Q: I was diagnosed with SS one year ago. I am from Lithuania, and may be the first patient with SS in my country. What are the statistics for SS? How many SS cases are out there per million people? I can't walk without crutches anymore because of poor coordination, also I can constantly hear rhythmic noises in my head. Is that some of the symptoms of SS?
A: SS is incredibly rare. The incidence is approximately 1 per million. Your symptoms of balance problems and tinnitus are classic for SS.
Q: Hi there I'm messaging from Sheffield, UK on behalf of my dad. He's 73 and been diagnosed with SS around 2000. He's in the advance stages with total hearing loss, nystagmus, loss of bladder and bowel control and in a wheelchair as he can no longer walk. I've heard about Ferriprox and wondered if it can be used in the advanced stages of SS. I've never heard his consultant mention this drug.
A: Ferriprox is approved in the UK and should be accessible. There is no other iron chelator that gets in the brain so it's the only option for treatment at this time. No telling if your dad could see the benefit of Ferriprox since it will take several years to remove the iron.
Q: I have found that the use of cannabis helps me with my coordination the following day taking just one joint per day in the evening helps me greatly with my balance, headaches and leaves me feeling more awake during the day. Is there any evidence or trials to back this and would you recommend it? If I could get a regular supply of cannabis, it would replace 6 tablets a day which cater for the symptoms above.
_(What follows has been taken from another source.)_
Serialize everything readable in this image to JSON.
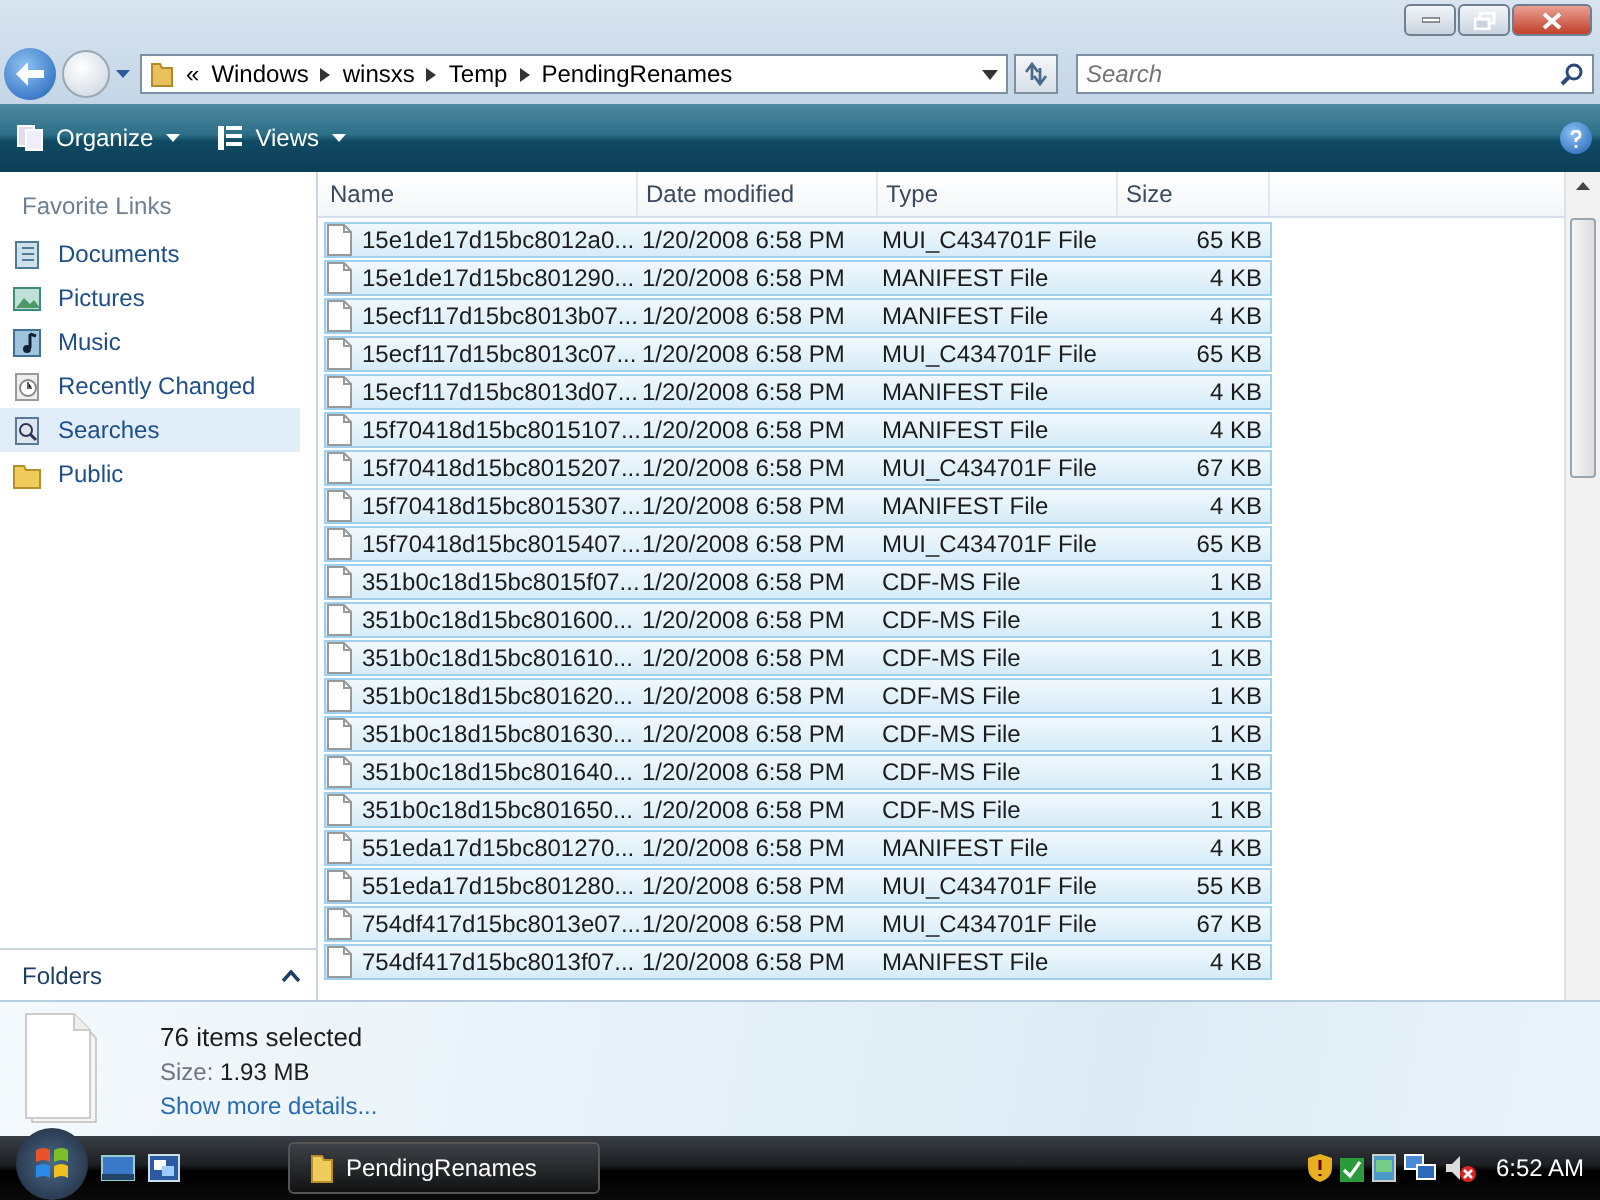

A: I think medical marijuana is probably good for many neurological conditions. I suspect it's good for some of the symptoms in SS too. I don't know any suppliers. Medical marijuana is legal in my state but there are no dispensaries yet so I don't have any experience using it in my patients.